See, unlike art and literature business isn’t to be interpreted on a creative level because unlike art and literature business is communicated more with numbers and data than it is with words or emotions. From a business perspective this way of communicating is great because it gives companies proof that certain processes work and others do not. After all, data drives strategy and strategy drives business, right?
Well…yes, but also… not exactly.
A company is nothing without its workforce
I think the reason it’s easy to make a statement like “Employees don’t leave companies – they leave managers.” Is because of how easy it is to take the human aspect out of business.
I mean, if you think about it, bad managers aren’t all that dissimilar to bad ex’s. When someone is hired or when we bring someone into our lives it isn’t just because they are qualified, it’s because they have something that will add value to us and to the team. And because managers often have to start at a lower level and learn the business to take a more substantial leadership role in it – it’s fair to assume that that “bad manager” is a product of whatever system (in this case – the company) that created them.
In other words it’s just as easy to say, “Employees don’t leave companies – they leave managers.” As it is to say, “It’s not personal, it’s just business;” because in the business world words matter less than numbers do. So it’s easy to look at a lull in profits,target a low performing team, and blame one person “in charge” rather than admit that, “Hey this keeps happening. It used to feel random but this person has been here for a while so maybe it’s the values we are promoting in our company. Maybe it’s the conditions that the company creates for its workforce. Maybe we should consider that something we did went wrong to make them lead this way.”
Trading in spin for substance
At the end of the day, there is a place for interpretation in all aspects of life, even business and history – but I think we need to be more careful with who we allow to write the story.

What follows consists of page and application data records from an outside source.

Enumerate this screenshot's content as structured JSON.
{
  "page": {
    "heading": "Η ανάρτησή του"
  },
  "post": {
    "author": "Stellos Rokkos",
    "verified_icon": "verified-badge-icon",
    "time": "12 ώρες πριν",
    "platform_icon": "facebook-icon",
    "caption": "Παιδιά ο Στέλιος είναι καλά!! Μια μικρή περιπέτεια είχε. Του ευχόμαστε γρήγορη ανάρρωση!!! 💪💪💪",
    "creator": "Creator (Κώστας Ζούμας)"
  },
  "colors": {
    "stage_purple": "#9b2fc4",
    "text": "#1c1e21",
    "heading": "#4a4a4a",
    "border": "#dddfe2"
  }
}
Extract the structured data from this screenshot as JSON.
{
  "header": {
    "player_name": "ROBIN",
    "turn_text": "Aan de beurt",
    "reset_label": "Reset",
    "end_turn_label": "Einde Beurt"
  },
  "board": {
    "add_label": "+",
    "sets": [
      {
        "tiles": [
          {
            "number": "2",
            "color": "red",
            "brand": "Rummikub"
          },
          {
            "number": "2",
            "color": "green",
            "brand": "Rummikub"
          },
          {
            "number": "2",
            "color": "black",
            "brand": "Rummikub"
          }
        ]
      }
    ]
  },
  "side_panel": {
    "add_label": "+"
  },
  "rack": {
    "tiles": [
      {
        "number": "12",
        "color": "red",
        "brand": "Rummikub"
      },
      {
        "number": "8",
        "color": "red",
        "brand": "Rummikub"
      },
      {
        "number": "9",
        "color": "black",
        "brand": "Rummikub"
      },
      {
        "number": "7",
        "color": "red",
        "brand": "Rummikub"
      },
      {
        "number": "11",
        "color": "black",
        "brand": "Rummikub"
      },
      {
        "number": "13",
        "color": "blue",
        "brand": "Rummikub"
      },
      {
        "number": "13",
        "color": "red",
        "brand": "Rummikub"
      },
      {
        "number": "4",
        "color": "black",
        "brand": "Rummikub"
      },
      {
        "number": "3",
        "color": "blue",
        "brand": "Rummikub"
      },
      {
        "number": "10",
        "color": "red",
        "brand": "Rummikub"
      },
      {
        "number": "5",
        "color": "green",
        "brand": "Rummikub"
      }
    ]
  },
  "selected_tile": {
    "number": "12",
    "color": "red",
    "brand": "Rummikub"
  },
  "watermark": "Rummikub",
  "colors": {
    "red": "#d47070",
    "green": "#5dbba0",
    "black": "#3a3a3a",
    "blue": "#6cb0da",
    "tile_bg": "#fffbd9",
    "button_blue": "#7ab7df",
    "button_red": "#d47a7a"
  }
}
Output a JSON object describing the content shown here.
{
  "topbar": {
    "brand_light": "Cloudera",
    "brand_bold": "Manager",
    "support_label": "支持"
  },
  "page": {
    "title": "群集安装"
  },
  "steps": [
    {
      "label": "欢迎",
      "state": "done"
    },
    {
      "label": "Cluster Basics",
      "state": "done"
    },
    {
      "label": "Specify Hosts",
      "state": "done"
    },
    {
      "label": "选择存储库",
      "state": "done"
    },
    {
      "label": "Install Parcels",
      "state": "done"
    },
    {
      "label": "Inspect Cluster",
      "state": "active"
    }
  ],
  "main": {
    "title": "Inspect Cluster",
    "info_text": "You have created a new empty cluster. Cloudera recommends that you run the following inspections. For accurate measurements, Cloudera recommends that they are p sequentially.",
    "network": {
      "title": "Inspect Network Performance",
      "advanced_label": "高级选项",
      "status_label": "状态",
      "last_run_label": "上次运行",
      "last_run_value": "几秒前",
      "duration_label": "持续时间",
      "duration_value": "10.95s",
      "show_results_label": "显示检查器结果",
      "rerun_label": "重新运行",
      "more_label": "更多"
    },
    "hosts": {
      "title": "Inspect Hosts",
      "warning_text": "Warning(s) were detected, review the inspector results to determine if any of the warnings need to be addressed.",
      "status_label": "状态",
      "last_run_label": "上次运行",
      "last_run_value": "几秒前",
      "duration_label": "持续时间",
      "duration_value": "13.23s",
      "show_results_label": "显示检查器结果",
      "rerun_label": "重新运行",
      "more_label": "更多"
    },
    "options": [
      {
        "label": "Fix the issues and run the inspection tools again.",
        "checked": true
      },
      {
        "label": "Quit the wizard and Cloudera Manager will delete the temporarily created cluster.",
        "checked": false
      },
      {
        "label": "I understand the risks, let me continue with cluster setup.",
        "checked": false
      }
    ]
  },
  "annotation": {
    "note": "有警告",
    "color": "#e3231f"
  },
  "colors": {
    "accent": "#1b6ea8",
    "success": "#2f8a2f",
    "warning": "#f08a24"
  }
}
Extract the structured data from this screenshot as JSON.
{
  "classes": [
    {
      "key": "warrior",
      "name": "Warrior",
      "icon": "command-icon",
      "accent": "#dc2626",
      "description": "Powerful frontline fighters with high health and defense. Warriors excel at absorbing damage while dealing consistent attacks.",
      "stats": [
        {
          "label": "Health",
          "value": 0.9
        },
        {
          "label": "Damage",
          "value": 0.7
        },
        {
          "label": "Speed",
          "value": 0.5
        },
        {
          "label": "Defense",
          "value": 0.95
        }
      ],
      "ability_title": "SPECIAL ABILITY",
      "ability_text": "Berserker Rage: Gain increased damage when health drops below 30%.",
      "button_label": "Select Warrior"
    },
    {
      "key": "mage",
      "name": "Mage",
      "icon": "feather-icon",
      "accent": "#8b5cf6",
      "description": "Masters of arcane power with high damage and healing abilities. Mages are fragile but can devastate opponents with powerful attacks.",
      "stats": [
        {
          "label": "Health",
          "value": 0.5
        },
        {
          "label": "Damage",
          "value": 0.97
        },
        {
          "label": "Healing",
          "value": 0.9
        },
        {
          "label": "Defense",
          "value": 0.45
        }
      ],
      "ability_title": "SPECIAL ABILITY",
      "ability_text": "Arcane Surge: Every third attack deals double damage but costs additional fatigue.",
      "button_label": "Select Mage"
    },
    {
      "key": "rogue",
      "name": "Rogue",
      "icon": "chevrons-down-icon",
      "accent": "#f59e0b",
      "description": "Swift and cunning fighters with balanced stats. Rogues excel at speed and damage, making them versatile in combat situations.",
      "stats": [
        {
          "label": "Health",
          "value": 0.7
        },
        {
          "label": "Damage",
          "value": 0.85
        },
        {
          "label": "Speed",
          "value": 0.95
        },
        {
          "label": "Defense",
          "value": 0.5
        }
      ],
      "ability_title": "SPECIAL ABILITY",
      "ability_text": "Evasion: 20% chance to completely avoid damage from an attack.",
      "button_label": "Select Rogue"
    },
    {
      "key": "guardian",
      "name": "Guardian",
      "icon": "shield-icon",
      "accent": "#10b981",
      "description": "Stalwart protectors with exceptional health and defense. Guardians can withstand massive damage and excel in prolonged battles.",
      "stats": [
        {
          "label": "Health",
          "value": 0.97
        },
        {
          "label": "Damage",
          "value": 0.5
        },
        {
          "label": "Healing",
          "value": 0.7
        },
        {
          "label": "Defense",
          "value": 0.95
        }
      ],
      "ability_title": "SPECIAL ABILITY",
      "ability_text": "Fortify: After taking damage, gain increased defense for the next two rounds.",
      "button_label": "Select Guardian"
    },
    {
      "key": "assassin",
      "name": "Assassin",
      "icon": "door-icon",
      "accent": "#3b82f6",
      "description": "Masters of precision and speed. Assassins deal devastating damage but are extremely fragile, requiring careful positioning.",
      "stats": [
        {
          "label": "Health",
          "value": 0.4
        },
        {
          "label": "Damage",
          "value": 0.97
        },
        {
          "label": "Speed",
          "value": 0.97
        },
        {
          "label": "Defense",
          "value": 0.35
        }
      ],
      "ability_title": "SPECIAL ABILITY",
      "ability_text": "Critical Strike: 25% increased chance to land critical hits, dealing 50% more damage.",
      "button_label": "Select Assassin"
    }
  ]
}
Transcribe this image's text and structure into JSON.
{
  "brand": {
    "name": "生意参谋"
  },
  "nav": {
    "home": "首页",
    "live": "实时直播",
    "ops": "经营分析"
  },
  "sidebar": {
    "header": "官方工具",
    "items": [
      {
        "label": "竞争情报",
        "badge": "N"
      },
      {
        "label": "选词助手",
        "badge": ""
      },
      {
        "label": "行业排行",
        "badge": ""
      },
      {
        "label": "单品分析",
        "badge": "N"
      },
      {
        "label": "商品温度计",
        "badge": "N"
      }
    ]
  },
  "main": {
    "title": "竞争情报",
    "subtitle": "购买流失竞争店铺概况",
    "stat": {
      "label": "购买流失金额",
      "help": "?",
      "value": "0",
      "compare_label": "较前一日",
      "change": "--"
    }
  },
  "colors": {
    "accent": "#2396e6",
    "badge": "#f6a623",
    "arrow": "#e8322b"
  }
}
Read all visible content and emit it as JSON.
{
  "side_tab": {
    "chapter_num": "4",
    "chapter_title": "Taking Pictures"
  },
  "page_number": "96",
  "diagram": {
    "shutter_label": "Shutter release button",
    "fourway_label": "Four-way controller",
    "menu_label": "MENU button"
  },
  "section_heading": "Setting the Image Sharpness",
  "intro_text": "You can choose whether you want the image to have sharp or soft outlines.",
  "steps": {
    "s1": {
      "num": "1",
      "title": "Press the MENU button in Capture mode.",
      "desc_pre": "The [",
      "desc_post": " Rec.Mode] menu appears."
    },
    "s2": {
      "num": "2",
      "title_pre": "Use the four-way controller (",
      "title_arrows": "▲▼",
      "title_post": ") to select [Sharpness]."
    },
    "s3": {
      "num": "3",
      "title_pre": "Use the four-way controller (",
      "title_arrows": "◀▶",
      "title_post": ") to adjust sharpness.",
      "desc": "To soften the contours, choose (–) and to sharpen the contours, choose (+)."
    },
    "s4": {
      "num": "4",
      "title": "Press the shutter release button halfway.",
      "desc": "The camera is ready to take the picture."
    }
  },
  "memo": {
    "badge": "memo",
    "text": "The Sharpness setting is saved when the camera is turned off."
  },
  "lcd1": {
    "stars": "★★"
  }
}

The United States isn’t the only country that allows the few to try and manipulate and dictate the identities of the many. The United States isn’t the only country that often favors spin over substance; but seeing that the US is the country I live in, it’s arguably the only one I am qualified to speak of.
Anyway, if it wasn’t already made clear, I personally don’t subscribe to the idea that employees leave managers rather than companies. Maybe this is because I have had very few bad managers, but more so I think it is because (speaking from my perspective as someone in my generation) there has been a paradigm shift in this country when it comes to accountability. For me it is less important who I work under and more who or what I work for.
So sure, a good manager is important to me, but what I hold most important is that we stop blaming one or two bad people for a system we are all existing under and feeding in to.